Well-configured resilience technology solutions offer a host of advantages that the traditional model hasn’t been able to deliver for proactive organisations. “The integration of powerful communications tools enables organisations to engage with their workforce and other key stakeholders more effectively than ever before, to coordinate resources and control the narrative during crisis events when maintaining trust is paramount,” says Adam Worsley, general manager at Dynamiq. “Then there’s the increased visibility and efficiencies gained by centrally leading and administering the entire capability that make technology in this space a no-brainer.”
Strategically, digital crisis management platforms empower businesses leaders to make better decisions. Tools can run simulations to determine the possible outcomes of risks in real-time. Should such an event arise, personnel will know the possible consequences and the best response to avert the most adverse effects of the worst-case scenario.
“The technology builds transparency. It allows external stakeholders to be able to ‘look through’ a business’ performance and count the cost of critical events,” explains Dynamiq CEO, Jarrod Wilson. “In addition, the greater focus on sustainable and ethical investing is becoming significant in capital flows. Now, if a mining company is involved with a major incident, technology means that any negative impacts are known more quickly and can be reported accurately.”
In the resilience preparatory phase, ensuring that the program is well-understood and practised by the people it will directly affect is a necessity. Using a digital platform dramatically expands the training possibilities, both for individual and team proficiency.

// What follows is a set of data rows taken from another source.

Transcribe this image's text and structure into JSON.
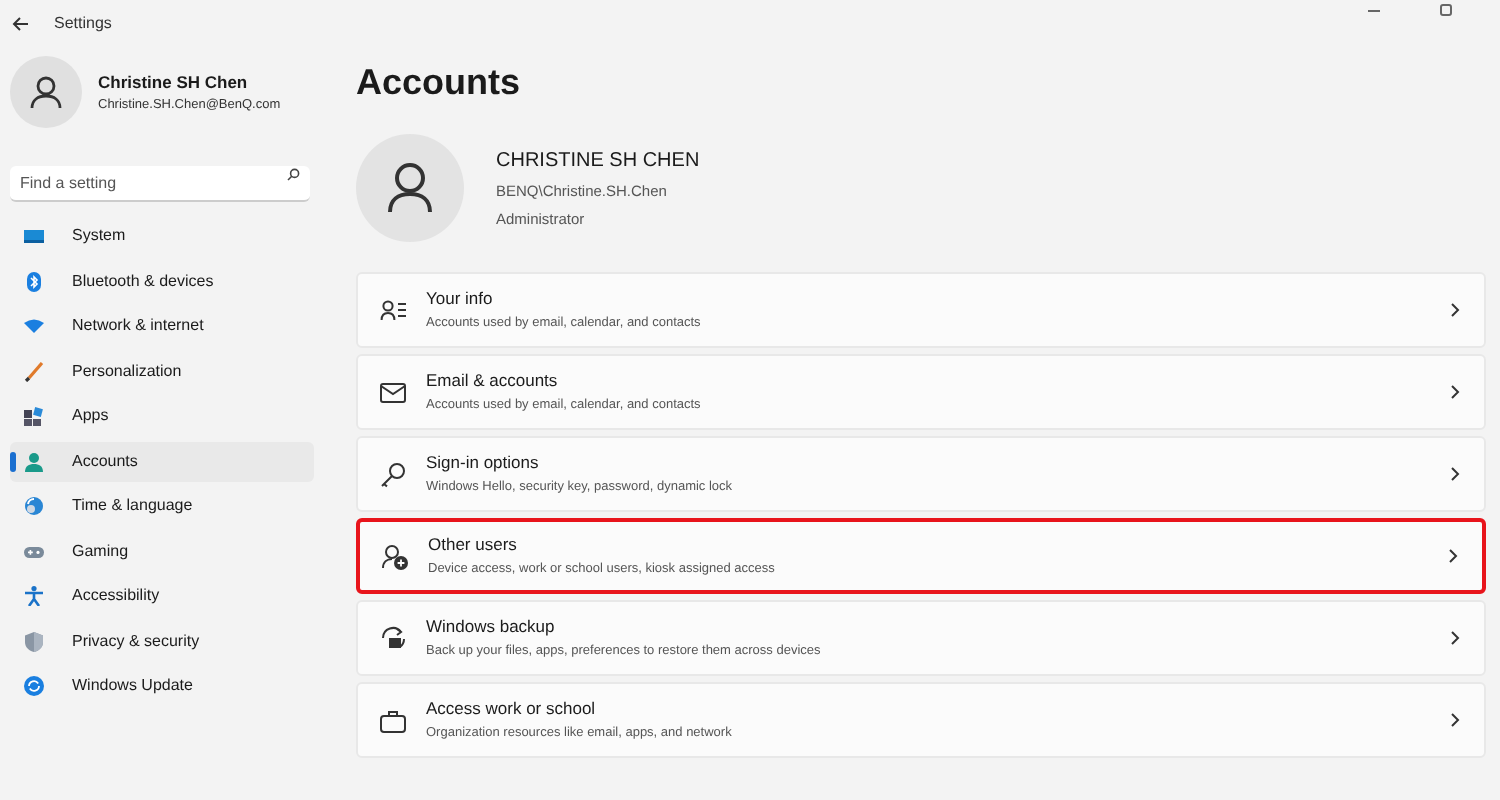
{
  "window": {
    "title": "Settings"
  },
  "profile": {
    "name": "Christine SH Chen",
    "email": "Christine.SH.Chen@BenQ.com"
  },
  "search": {
    "placeholder": "Find a setting"
  },
  "sidebar": {
    "items": [
      {
        "label": "System",
        "selected": false
      },
      {
        "label": "Bluetooth & devices",
        "selected": false
      },
      {
        "label": "Network & internet",
        "selected": false
      },
      {
        "label": "Personalization",
        "selected": false
      },
      {
        "label": "Apps",
        "selected": false
      },
      {
        "label": "Accounts",
        "selected": true
      },
      {
        "label": "Time & language",
        "selected": false
      },
      {
        "label": "Gaming",
        "selected": false
      },
      {
        "label": "Accessibility",
        "selected": false
      },
      {
        "label": "Privacy & security",
        "selected": false
      },
      {
        "label": "Windows Update",
        "selected": false
      }
    ]
  },
  "page": {
    "title": "Accounts",
    "user": {
      "name": "CHRISTINE SH CHEN",
      "account": "BENQ\\Christine.SH.Chen",
      "role": "Administrator"
    }
  },
  "cards": [
    {
      "title": "Your info",
      "description": "Accounts used by email, calendar, and contacts",
      "highlighted": false
    },
    {
      "title": "Email & accounts",
      "description": "Accounts used by email, calendar, and contacts",
      "highlighted": false
    },
    {
      "title": "Sign-in options",
      "description": "Windows Hello, security key, password, dynamic lock",
      "highlighted": false
    },
    {
      "title": "Other users",
      "description": "Device access, work or school users, kiosk assigned access",
      "highlighted": true
    },
    {
      "title": "Windows backup",
      "description": "Back up your files, apps, preferences to restore them across devices",
      "highlighted": false
    },
    {
      "title": "Access work or school",
      "description": "Organization resources like email, apps, and network",
      "highlighted": false
    }
  ]
}
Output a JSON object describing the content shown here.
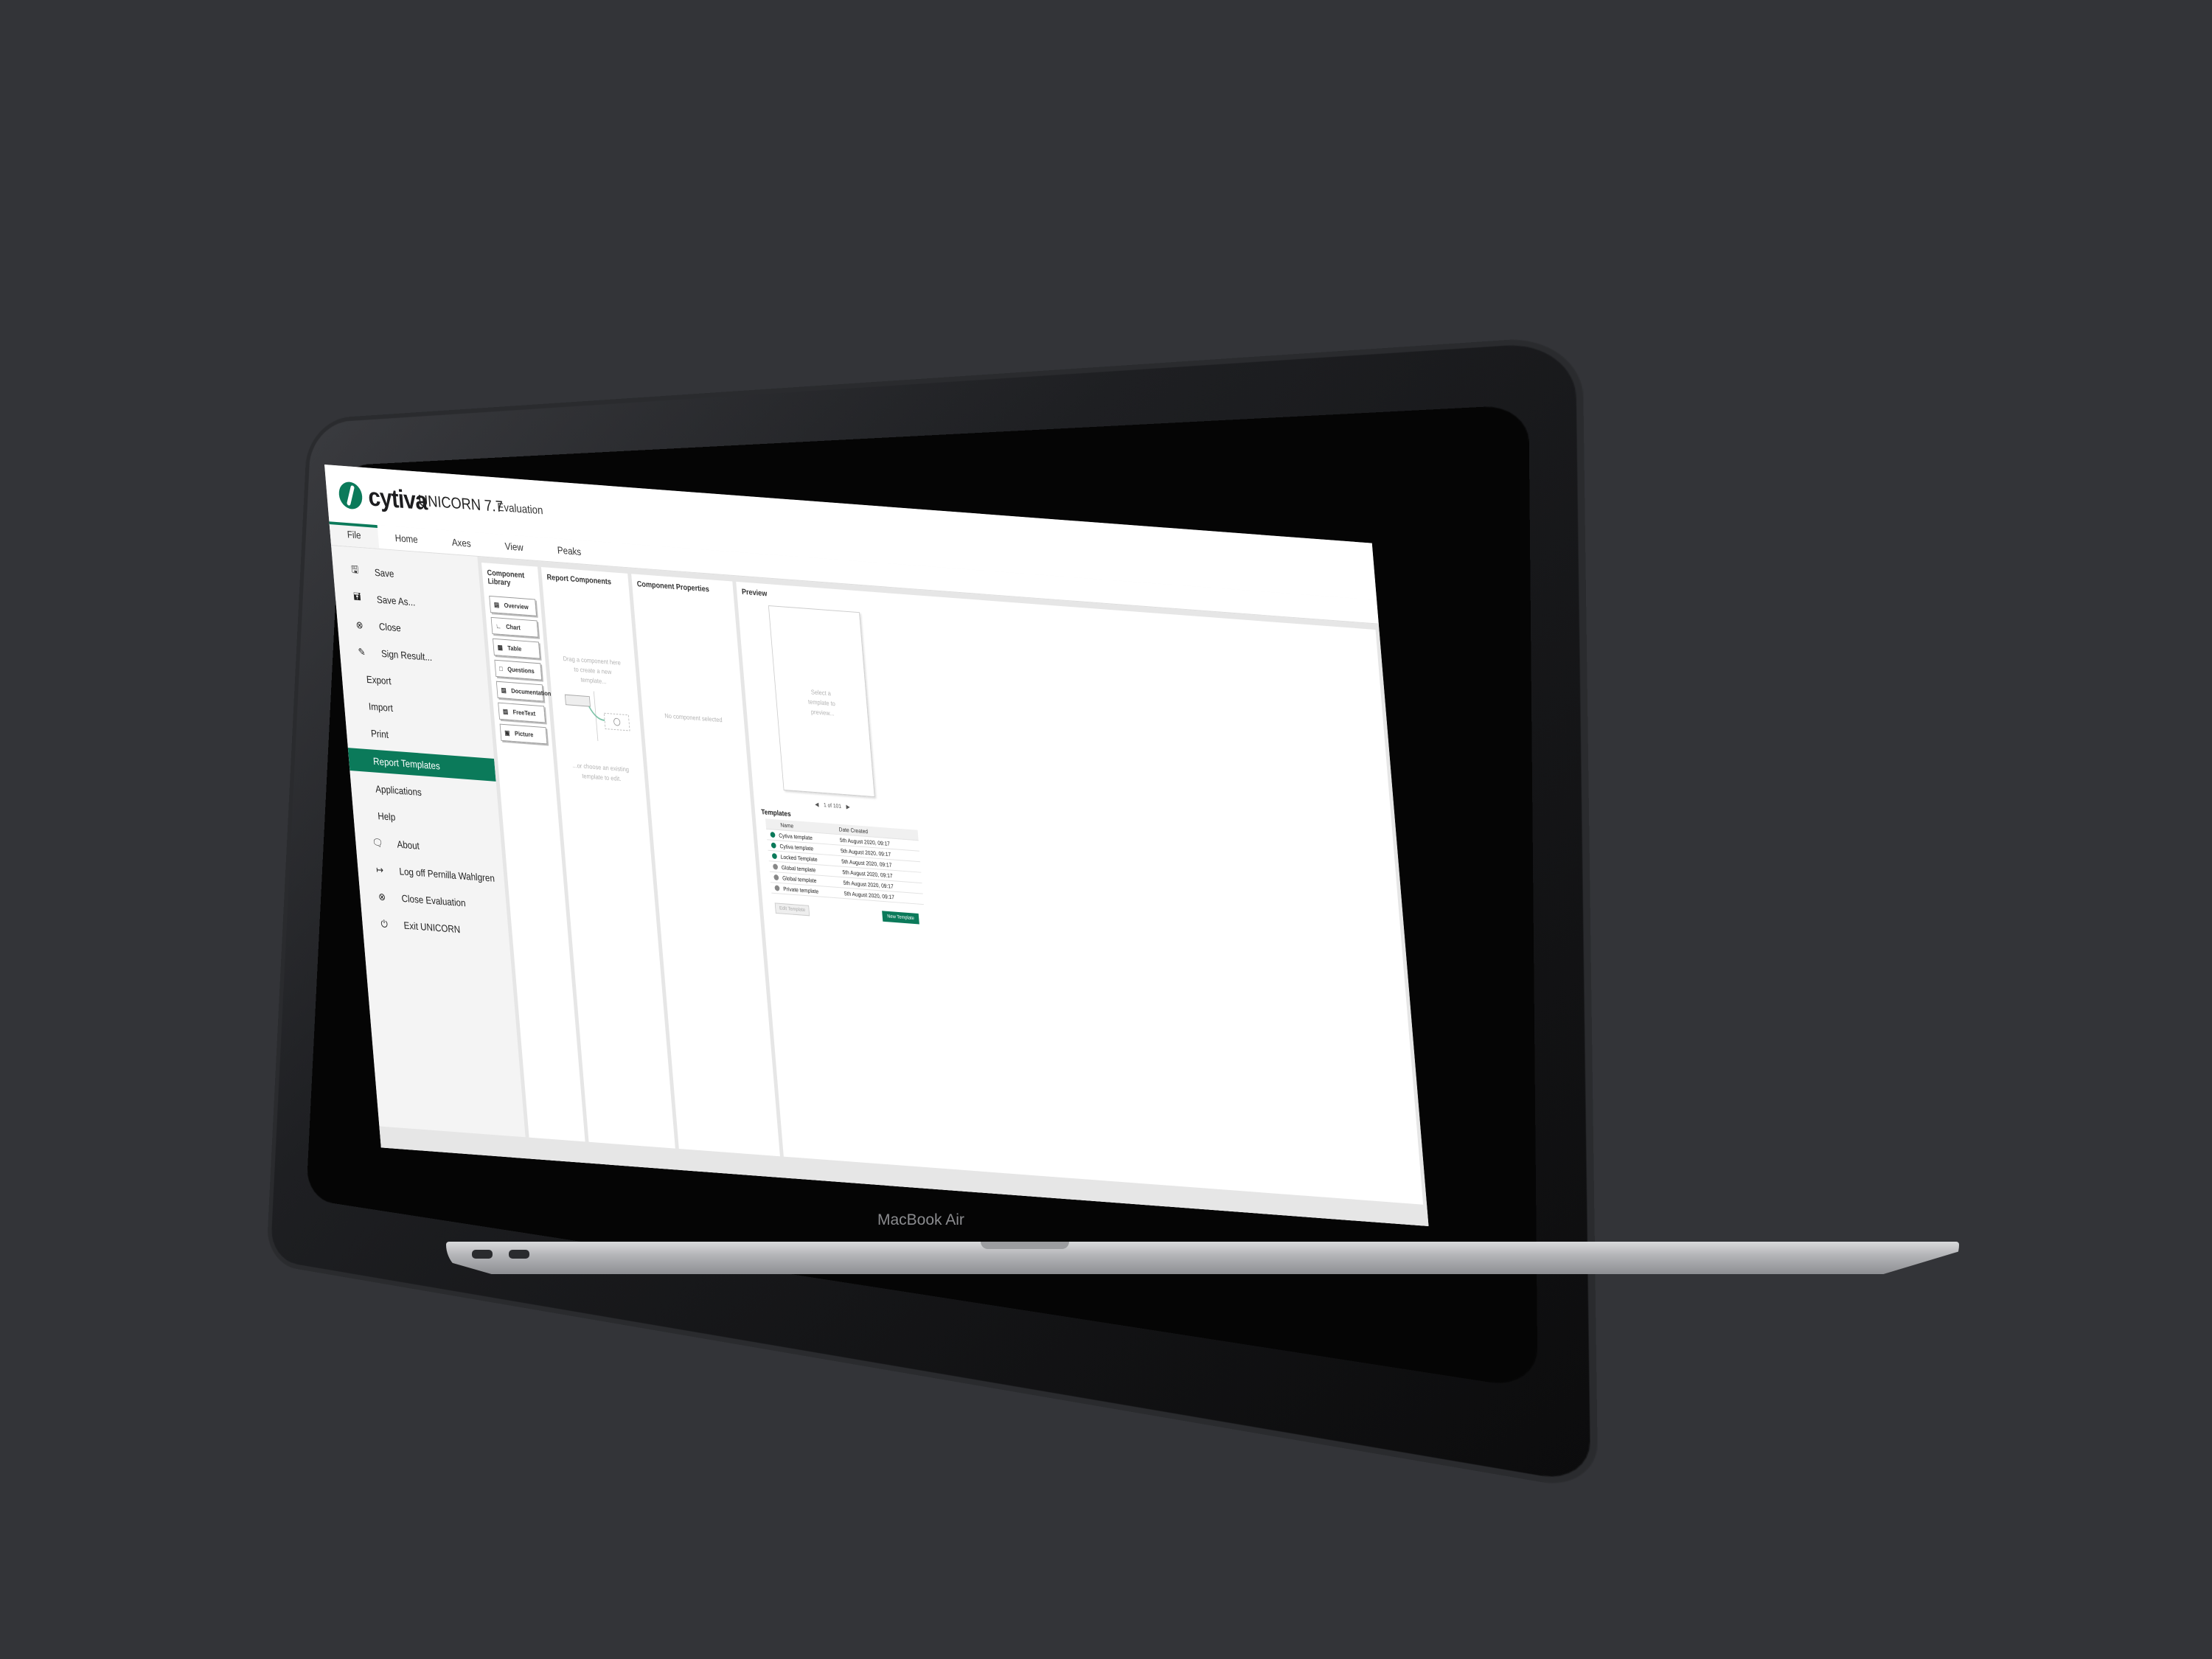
{
  "laptop": {
    "model_label": "MacBook Air"
  },
  "app": {
    "brand": "cytiva",
    "title": "UNICORN 7.7",
    "mode": "Evaluation"
  },
  "ribbon": {
    "tabs": [
      "File",
      "Home",
      "Axes",
      "View",
      "Peaks"
    ],
    "active": "File"
  },
  "file_menu": {
    "items": [
      {
        "label": "Save",
        "icon": "save-icon"
      },
      {
        "label": "Save As...",
        "icon": "save-as-icon"
      },
      {
        "label": "Close",
        "icon": "close-circle-icon"
      },
      {
        "label": "Sign Result...",
        "icon": "sign-icon"
      },
      {
        "label": "Export",
        "icon": ""
      },
      {
        "label": "Import",
        "icon": ""
      },
      {
        "label": "Print",
        "icon": ""
      },
      {
        "label": "Report Templates",
        "icon": "",
        "selected": true
      },
      {
        "label": "Applications",
        "icon": ""
      },
      {
        "label": "Help",
        "icon": ""
      },
      {
        "label": "About",
        "icon": "info-icon"
      },
      {
        "label": "Log off Pernilla Wahlgren",
        "icon": "logout-icon"
      },
      {
        "label": "Close Evaluation",
        "icon": "close-circle-icon"
      },
      {
        "label": "Exit UNICORN",
        "icon": "power-icon"
      }
    ]
  },
  "component_library": {
    "title": "Component Library",
    "items": [
      "Overview",
      "Chart",
      "Table",
      "Questions",
      "Documentation",
      "FreeText",
      "Picture"
    ]
  },
  "report_components": {
    "title": "Report Components",
    "hint_top": "Drag a component here to create a new template...",
    "hint_bottom": "...or choose an existing template to edit."
  },
  "component_properties": {
    "title": "Component Properties",
    "empty": "No component selected"
  },
  "preview": {
    "title": "Preview",
    "placeholder": "Select a template to preview...",
    "pager": "1 of 101"
  },
  "templates": {
    "title": "Templates",
    "columns": [
      "Name",
      "Date Created"
    ],
    "rows": [
      {
        "name": "Cytiva template",
        "date": "5th August 2020, 09:17"
      },
      {
        "name": "Cytiva template",
        "date": "5th August 2020, 09:17"
      },
      {
        "name": "Locked Template",
        "date": "5th August 2020, 09:17"
      },
      {
        "name": "Global template",
        "date": "5th August 2020, 09:17"
      },
      {
        "name": "Global template",
        "date": "5th August 2020, 09:17"
      },
      {
        "name": "Private template",
        "date": "5th August 2020, 09:17"
      }
    ],
    "edit_button": "Edit Template",
    "new_button": "New Template"
  },
  "colors": {
    "accent": "#0b7a5a",
    "background": "#333438"
  }
}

A digital approach buys training flexibility. Training can take place remotely, increasing the number of personnel able to participate. Using technology for remote learning also allows individuals to develop their capabilities at a pace that suits them. Self-paced, micro-lessons have proven to deliver the greatest knowledge retention when combined and boosted by team learning and practice.
“We’ve been able to prove through the pandemic that training delivery can be done online, but teleconference-based training is also supported. It’s still not quite like in-person training, but it’s a really good substitute,” says Donovan. “The reason why access to training material is important is that people are assigned to roles with little or no notice. To have them wait for 12 months to access training that comes to the site just isn’t adequate. To have access to good training material all the time shouldn’t be undervalued compared to the traditional model.”
Donovan suggests there may be serious repercussions by assigning resilience responsibilities to staff without adequate training and alongside their existing roles. “Not having training access is negligent because it actually undermines your capability. And then they’re empowering people in remote locations to make multimillion-dollar decisions at any given moment. Really, they’re being set up for failure, not success especially when you consider that it’s not their primary job.”
The often underestimated and underutilised benefit of a digitised approach to a resilience program is the data mining opportunity that presents itself to an organisation. Based upon a ‘library’ of critical incidents managed, an organisation can infuse a shared learning culture amongst its workforce through the critical analysis of each event. Lessons learned, team constructs, knowledge management and decision cycles can all be gleaned and distributed amongst resilience teams.
Wilson sees significant upside for organisations embracing data learning in the digitised approach. They will not only be able to measure the business value or the return on investment of their resilience program, but they will also be able to confidentially talk with stakeholders quantifiably so that it is understood how the organisation responds to risk under management. Regulators, governments and ratings agencies all look for assurance. And the best way to provide this is by telling the story via the data.
Ultimately, regulations for resilience programs will only increase when regulators and governments look for ways to provide market certainty, consumer confidence, and economic stability. However, businesses that wait for changes mandated by law risk getting left behind.